3 ways to maximize your store layout
Visual merchandising is more than just showing what you are selling.
By: Dante Gagelonia | Jan 05, 2012 15:00 pm
Store displays and the like can do much more than show what’s for sale. Data Tolentino-Canlas, an assistant professor at the University of the Philippines’s College of Mass Communication, explains: “Make them as eye-catching as possible, so that the consumer actually gets to imagine themselves in those clothes, on that couch, or watching that television...The more structured your display is around your consumers, or how [well] you know your consumers, [the] more likely [they’ll] patronize your product.”
Here are 3 strategies to catch your consumer’s attention:
[related|post]1. Show, not tell. While other marketing approaches make use of photographs and other images of your products, visual merchandising requires their actual presence. The interplay among these strategies usually defines the identity of a brand within its store premises, and works in tandem with other branding efforts.
“Visual merchandising is an integral part of our business and sales operations,” says Cisco Lumbad, brand manager of Dimensione, a furniture concept store under Suyen Corp., which is also behind the clothing brand Bench. “It plays a crucial role in connecting and familiarizing our customers with our products. The same thing can be said with the other stores handled by Bench. At a store level, it is a driving force that allows your product to be seen, appreciated and hopefully sold.”
2. Establish your identity. For Victoria Velasco, visual merchandiser for bookshop Fully Booked, sustaining a unique image is key to effective visual merchandising. “We sell almost the same products as other bookstores, so how do we separate ourselves? In Fully Booked, we start with our ambience, and our visual merchandising plays a big role in that. With regard to in-store layouts, I make guidelines so that every branch follows a certain aesthetic, like specific books on the shelves, and special displays. If we have an in-store activity related to a particular theme, we also have displays [related] to that.”
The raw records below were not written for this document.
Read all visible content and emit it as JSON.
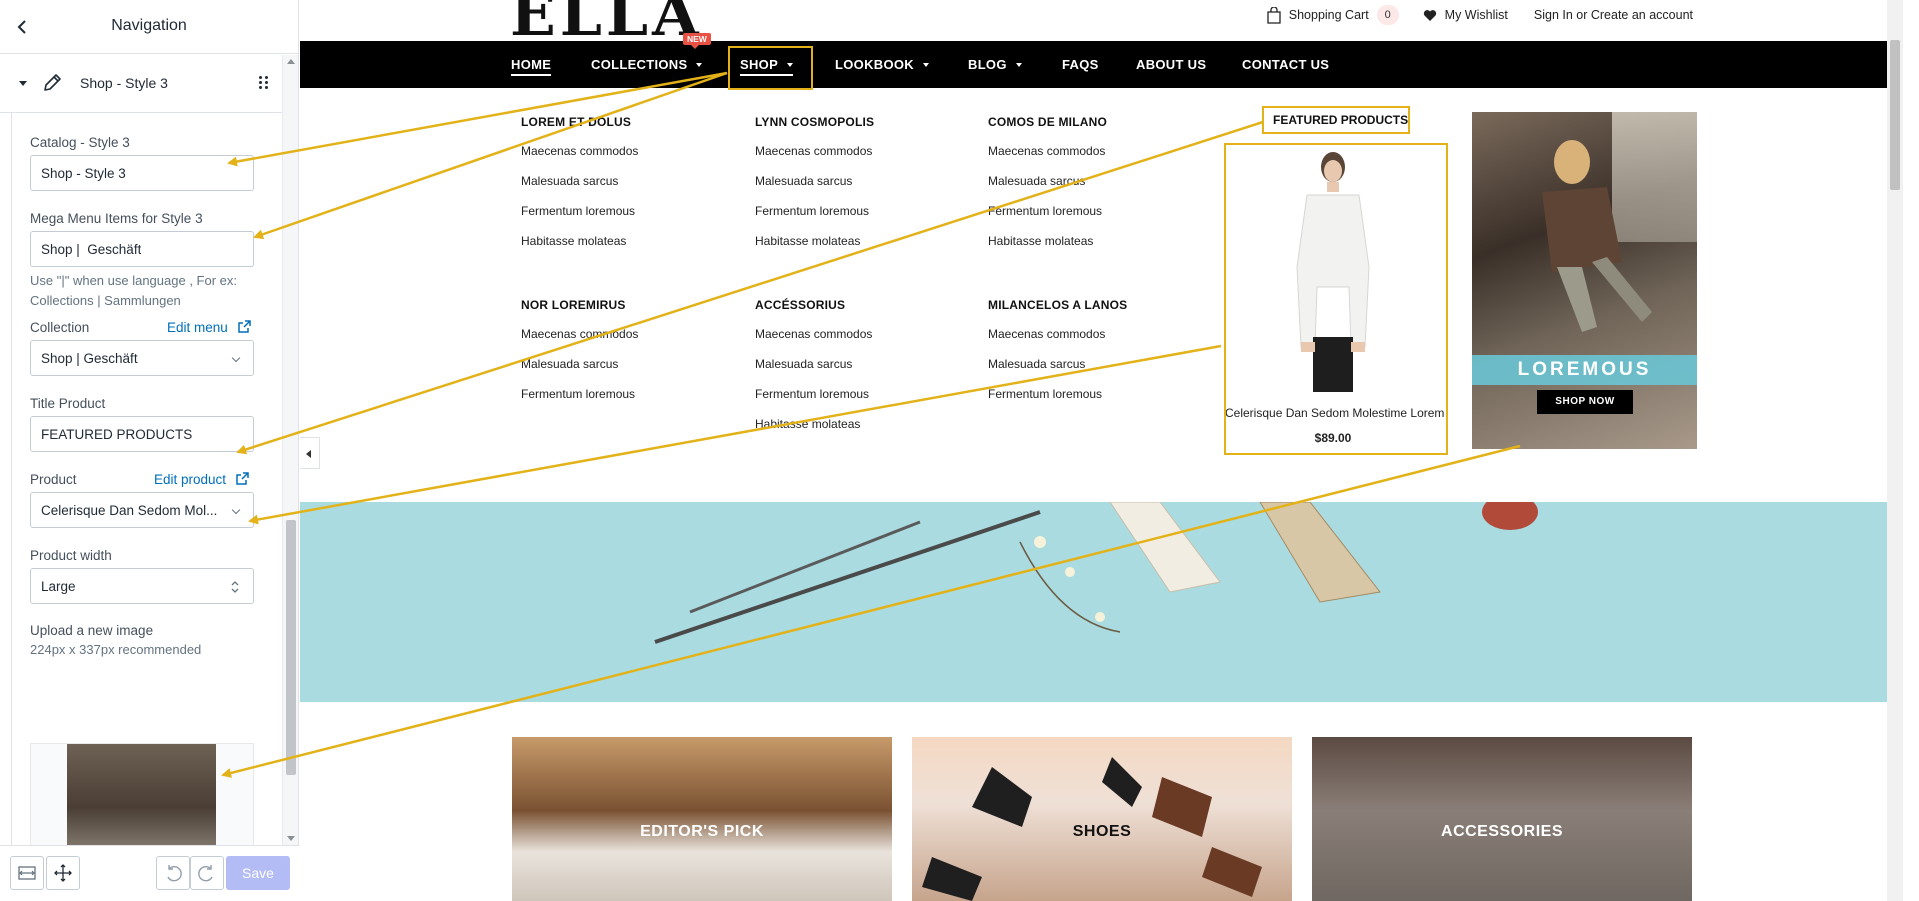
{
  "sidebar": {
    "title": "Navigation",
    "block_label": "Shop - Style 3",
    "fields": {
      "catalog_label": "Catalog - Style 3",
      "catalog_value": "Shop - Style 3",
      "mega_label": "Mega Menu Items for Style 3",
      "mega_value": "Shop |  Geschäft",
      "mega_help": "Use \"|\" when use language , For ex: Collections | Sammlungen",
      "collection_label": "Collection",
      "collection_edit": "Edit menu",
      "collection_value": "Shop | Geschäft",
      "title_product_label": "Title Product",
      "title_product_value": "FEATURED PRODUCTS",
      "product_label": "Product",
      "product_edit": "Edit product",
      "product_value": "Celerisque Dan Sedom Mol...",
      "width_label": "Product width",
      "width_value": "Large",
      "upload_label": "Upload a new image",
      "upload_help": "224px x 337px recommended"
    },
    "save_label": "Save"
  },
  "store": {
    "logo": "ELLA",
    "cart_label": "Shopping Cart",
    "cart_count": "0",
    "wishlist_label": "My Wishlist",
    "account_label": "Sign In or Create an account",
    "new_badge": "NEW",
    "nav": [
      "HOME",
      "COLLECTIONS",
      "SHOP",
      "LOOKBOOK",
      "BLOG",
      "FAQS",
      "ABOUT US",
      "CONTACT US"
    ]
  },
  "mega_menu": {
    "columns": [
      {
        "head": "LOREM ET DOLUS",
        "links": [
          "Maecenas commodos",
          "Malesuada sarcus",
          "Fermentum loremous",
          "Habitasse molateas"
        ]
      },
      {
        "head": "LYNN COSMOPOLIS",
        "links": [
          "Maecenas commodos",
          "Malesuada sarcus",
          "Fermentum loremous",
          "Habitasse molateas"
        ]
      },
      {
        "head": "COMOS DE MILANO",
        "links": [
          "Maecenas commodos",
          "Malesuada sarcus",
          "Fermentum loremous",
          "Habitasse molateas"
        ]
      },
      {
        "head": "NOR LOREMIRUS",
        "links": [
          "Maecenas commodos",
          "Malesuada sarcus",
          "Fermentum loremous"
        ]
      },
      {
        "head": "ACCÉSSORIUS",
        "links": [
          "Maecenas commodos",
          "Malesuada sarcus",
          "Fermentum loremous",
          "Habitasse molateas"
        ]
      },
      {
        "head": "MILANCELOS A LANOS",
        "links": [
          "Maecenas commodos",
          "Malesuada sarcus",
          "Fermentum loremous"
        ]
      }
    ],
    "featured_title": "FEATURED PRODUCTS",
    "featured_product_name": "Celerisque Dan Sedom Molestime Lorem",
    "featured_product_price": "$89.00",
    "promo_band": "LOREMOUS",
    "promo_button": "SHOP NOW"
  },
  "tiles": [
    "EDITOR'S PICK",
    "SHOES",
    "ACCESSORIES"
  ],
  "colors": {
    "accent": "#e3b219",
    "nav_bg": "#000000",
    "hero_bg": "#a9dbe0",
    "new_badge": "#e95144",
    "link": "#006fbb",
    "save_bg": "#b3bcf5"
  }
}
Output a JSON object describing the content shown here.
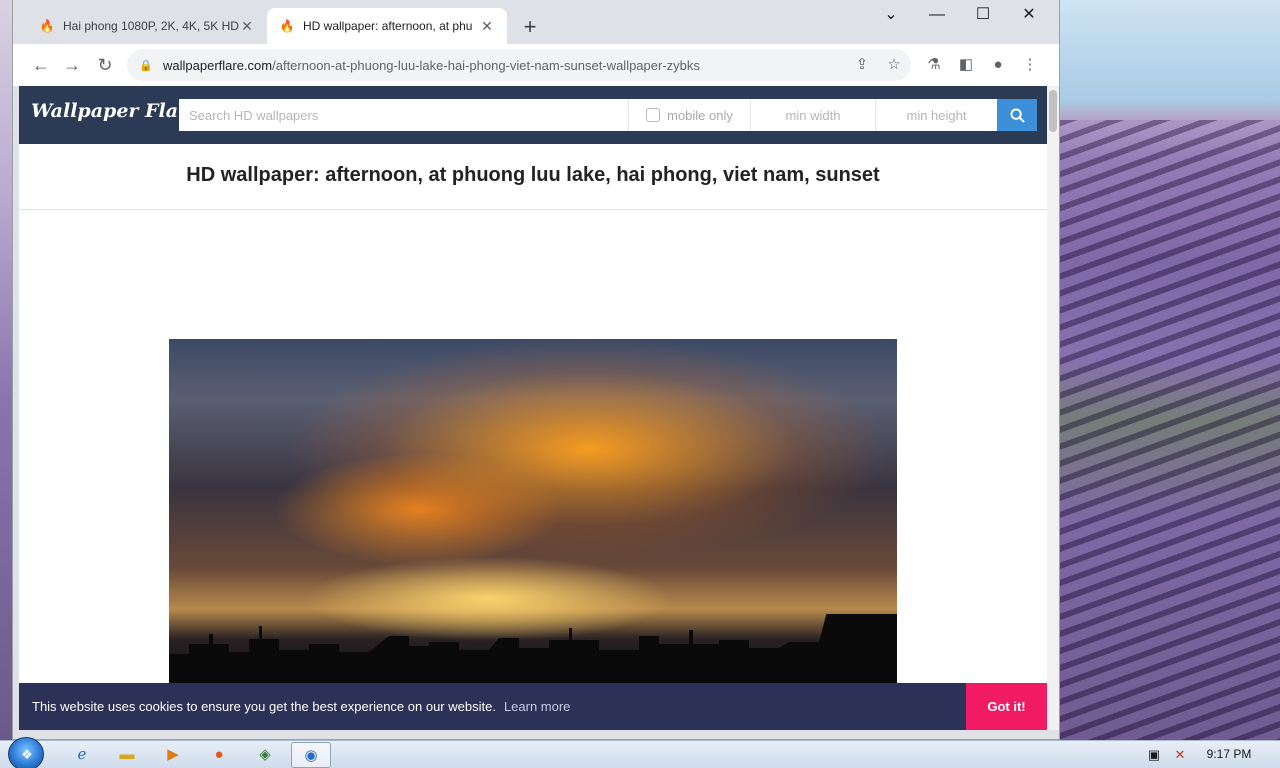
{
  "browser": {
    "tabs": [
      {
        "title": "Hai phong 1080P, 2K, 4K, 5K HD",
        "active": false
      },
      {
        "title": "HD wallpaper: afternoon, at phu",
        "active": true
      }
    ],
    "new_tab": "+",
    "window_controls": {
      "dropdown": "⌄",
      "minimize": "—",
      "maximize": "☐",
      "close": "✕"
    },
    "nav": {
      "back": "←",
      "forward": "→",
      "reload": "↻"
    },
    "address": {
      "host": "wallpaperflare.com",
      "path": "/afternoon-at-phuong-luu-lake-hai-phong-viet-nam-sunset-wallpaper-zybks"
    }
  },
  "site": {
    "logo": "Wallpaper Flare",
    "search": {
      "placeholder": "Search HD wallpapers",
      "mobile_only_label": "mobile only",
      "min_width_placeholder": "min width",
      "min_height_placeholder": "min height"
    },
    "page_title": "HD wallpaper: afternoon, at phuong luu lake, hai phong, viet nam, sunset"
  },
  "cookie_banner": {
    "message": "This website uses cookies to ensure you get the best experience on our website.",
    "learn_more": "Learn more",
    "accept": "Got it!"
  },
  "taskbar": {
    "clock": "9:17 PM"
  },
  "colors": {
    "site_header": "#2b3a55",
    "search_button": "#3d8fd9",
    "cookie_bar": "#2b3157",
    "got_it": "#f01b63"
  }
}
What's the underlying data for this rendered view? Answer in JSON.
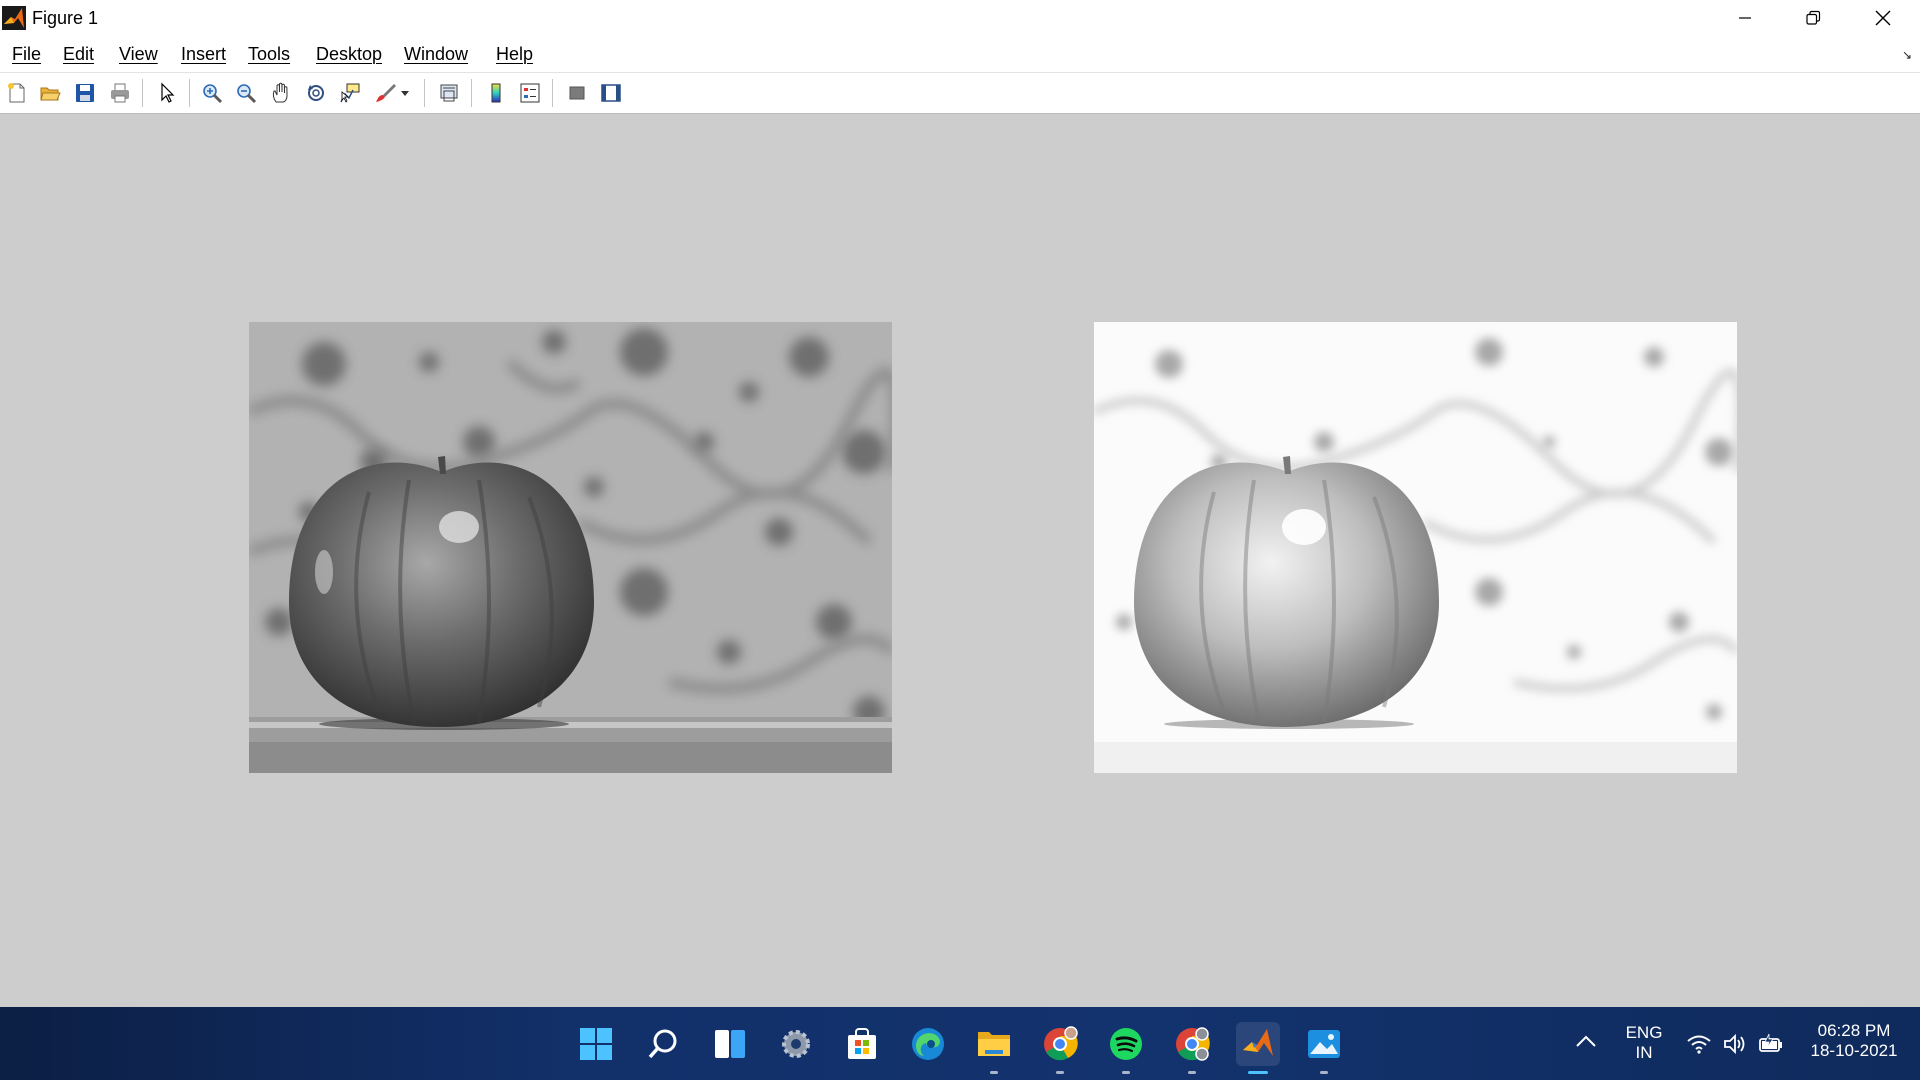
{
  "window": {
    "title": "Figure 1",
    "controls": [
      "minimize",
      "restore",
      "close"
    ]
  },
  "menu": {
    "items": [
      "File",
      "Edit",
      "View",
      "Insert",
      "Tools",
      "Desktop",
      "Window",
      "Help"
    ]
  },
  "toolbar": {
    "icons": [
      "new-figure-icon",
      "open-file-icon",
      "save-icon",
      "print-icon",
      "pointer-icon",
      "zoom-in-icon",
      "zoom-out-icon",
      "pan-icon",
      "rotate-3d-icon",
      "data-cursor-icon",
      "brush-icon",
      "brush-dropdown-icon",
      "link-plot-icon",
      "colorbar-icon",
      "legend-icon",
      "hide-plot-tools-icon",
      "show-plot-tools-icon"
    ]
  },
  "figure": {
    "images": [
      {
        "name": "original-grayscale-apple",
        "kind": "grayscale photo of an apple"
      },
      {
        "name": "processed-apple",
        "kind": "brightened / enhanced grayscale photo of an apple"
      }
    ]
  },
  "taskbar": {
    "apps": [
      "start",
      "search",
      "widgets",
      "settings",
      "store",
      "edge",
      "file-explorer",
      "chrome-profile-1",
      "spotify",
      "chrome-profile-2",
      "matlab",
      "photos"
    ],
    "active_app": "matlab",
    "tray": {
      "lang_top": "ENG",
      "lang_bottom": "IN",
      "time": "06:28 PM",
      "date": "18-10-2021"
    }
  },
  "colors": {
    "figure_bg": "#cdcdcd",
    "taskbar_bg": "#12306a",
    "accent": "#4cc2ff"
  }
}
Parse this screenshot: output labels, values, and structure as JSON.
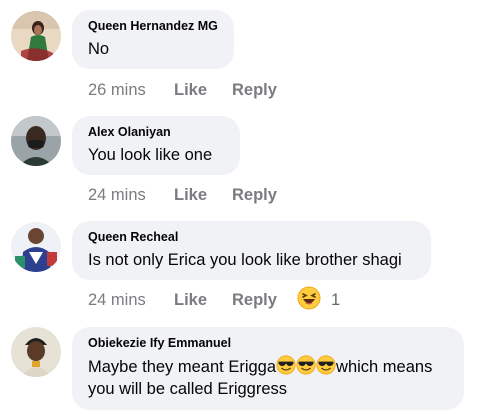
{
  "comments": [
    {
      "author": "Queen Hernandez MG",
      "text": "No",
      "time": "26 mins",
      "like_label": "Like",
      "reply_label": "Reply",
      "avatar_icon": "user-avatar-photo"
    },
    {
      "author": "Alex Olaniyan",
      "text": "You look like one",
      "time": "24 mins",
      "like_label": "Like",
      "reply_label": "Reply",
      "avatar_icon": "user-avatar-photo"
    },
    {
      "author": "Queen Recheal",
      "text": "Is not only Erica you look like brother shagi",
      "time": "24 mins",
      "like_label": "Like",
      "reply_label": "Reply",
      "avatar_icon": "user-avatar-photo",
      "reaction": {
        "icon": "laughing-face-icon",
        "count": "1"
      }
    },
    {
      "author": "Obiekezie Ify Emmanuel",
      "text_before": "Maybe they meant Erigga",
      "emoji": "smiling-face-with-sunglasses-icon",
      "emoji_count": 3,
      "text_after": "which means you will be called Eriggress",
      "avatar_icon": "user-avatar-photo"
    }
  ],
  "colors": {
    "bubble": "#f0f2f5",
    "meta_text": "#7a7c80",
    "emoji_yellow": "#ffcc3e"
  }
}
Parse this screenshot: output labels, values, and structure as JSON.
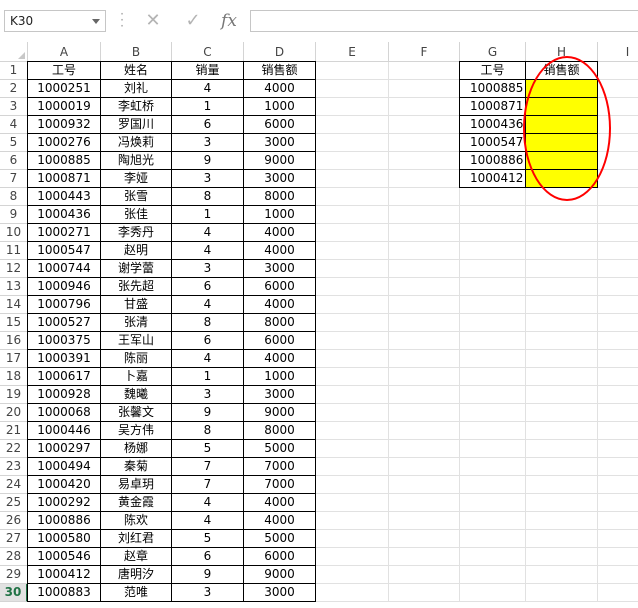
{
  "name_box": {
    "value": "K30"
  },
  "formula_bar": {
    "cancel_icon": "close-icon",
    "enter_icon": "check-icon",
    "fx_label": "fx",
    "value": ""
  },
  "columns": [
    "A",
    "B",
    "C",
    "D",
    "E",
    "F",
    "G",
    "H",
    "I"
  ],
  "rows": [
    "1",
    "2",
    "3",
    "4",
    "5",
    "6",
    "7",
    "8",
    "9",
    "10",
    "11",
    "12",
    "13",
    "14",
    "15",
    "16",
    "17",
    "18",
    "19",
    "20",
    "21",
    "22",
    "23",
    "24",
    "25",
    "26",
    "27",
    "28",
    "29",
    "30"
  ],
  "active_row": "30",
  "main_table": {
    "headers": [
      "工号",
      "姓名",
      "销量",
      "销售额"
    ],
    "rows": [
      [
        "1000251",
        "刘礼",
        "4",
        "4000"
      ],
      [
        "1000019",
        "李虹桥",
        "1",
        "1000"
      ],
      [
        "1000932",
        "罗国川",
        "6",
        "6000"
      ],
      [
        "1000276",
        "冯焕莉",
        "3",
        "3000"
      ],
      [
        "1000885",
        "陶旭光",
        "9",
        "9000"
      ],
      [
        "1000871",
        "李娅",
        "3",
        "3000"
      ],
      [
        "1000443",
        "张雪",
        "8",
        "8000"
      ],
      [
        "1000436",
        "张佳",
        "1",
        "1000"
      ],
      [
        "1000271",
        "李秀丹",
        "4",
        "4000"
      ],
      [
        "1000547",
        "赵明",
        "4",
        "4000"
      ],
      [
        "1000744",
        "谢学蕾",
        "3",
        "3000"
      ],
      [
        "1000946",
        "张先超",
        "6",
        "6000"
      ],
      [
        "1000796",
        "甘盛",
        "4",
        "4000"
      ],
      [
        "1000527",
        "张清",
        "8",
        "8000"
      ],
      [
        "1000375",
        "王军山",
        "6",
        "6000"
      ],
      [
        "1000391",
        "陈丽",
        "4",
        "4000"
      ],
      [
        "1000617",
        "卜嘉",
        "1",
        "1000"
      ],
      [
        "1000928",
        "魏曦",
        "3",
        "3000"
      ],
      [
        "1000068",
        "张馨文",
        "9",
        "9000"
      ],
      [
        "1000446",
        "吴方伟",
        "8",
        "8000"
      ],
      [
        "1000297",
        "杨娜",
        "5",
        "5000"
      ],
      [
        "1000494",
        "秦菊",
        "7",
        "7000"
      ],
      [
        "1000420",
        "易卓玥",
        "7",
        "7000"
      ],
      [
        "1000292",
        "黄金霞",
        "4",
        "4000"
      ],
      [
        "1000886",
        "陈欢",
        "4",
        "4000"
      ],
      [
        "1000580",
        "刘红君",
        "5",
        "5000"
      ],
      [
        "1000546",
        "赵章",
        "6",
        "6000"
      ],
      [
        "1000412",
        "唐明汐",
        "9",
        "9000"
      ],
      [
        "1000883",
        "范唯",
        "3",
        "3000"
      ]
    ]
  },
  "lookup_table": {
    "headers": [
      "工号",
      "销售额"
    ],
    "ids": [
      "1000885",
      "1000871",
      "1000436",
      "1000547",
      "1000886",
      "1000412"
    ],
    "fill_color": "#ffff00",
    "highlight_color": "#ff0000"
  }
}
By clearly identifying what your business is, you can tailor your visual merchandising accordingly. What applies to a neighborhood bakery, for example, may not necessarily work for a high-end fashion shop. Pick strategies specific and basic to your industry so you can make the most of your products and branding.
“Never forget the basics,” Velasco affirms. “That’s why design is very important.” Recognize what your target market is likely to want to see, and then build your visual merchandising along that angle. You can also check out your competitors or other businesses to pick up some tips. After that, your brand’s creative aspects will complete the rest of the merchandising effort.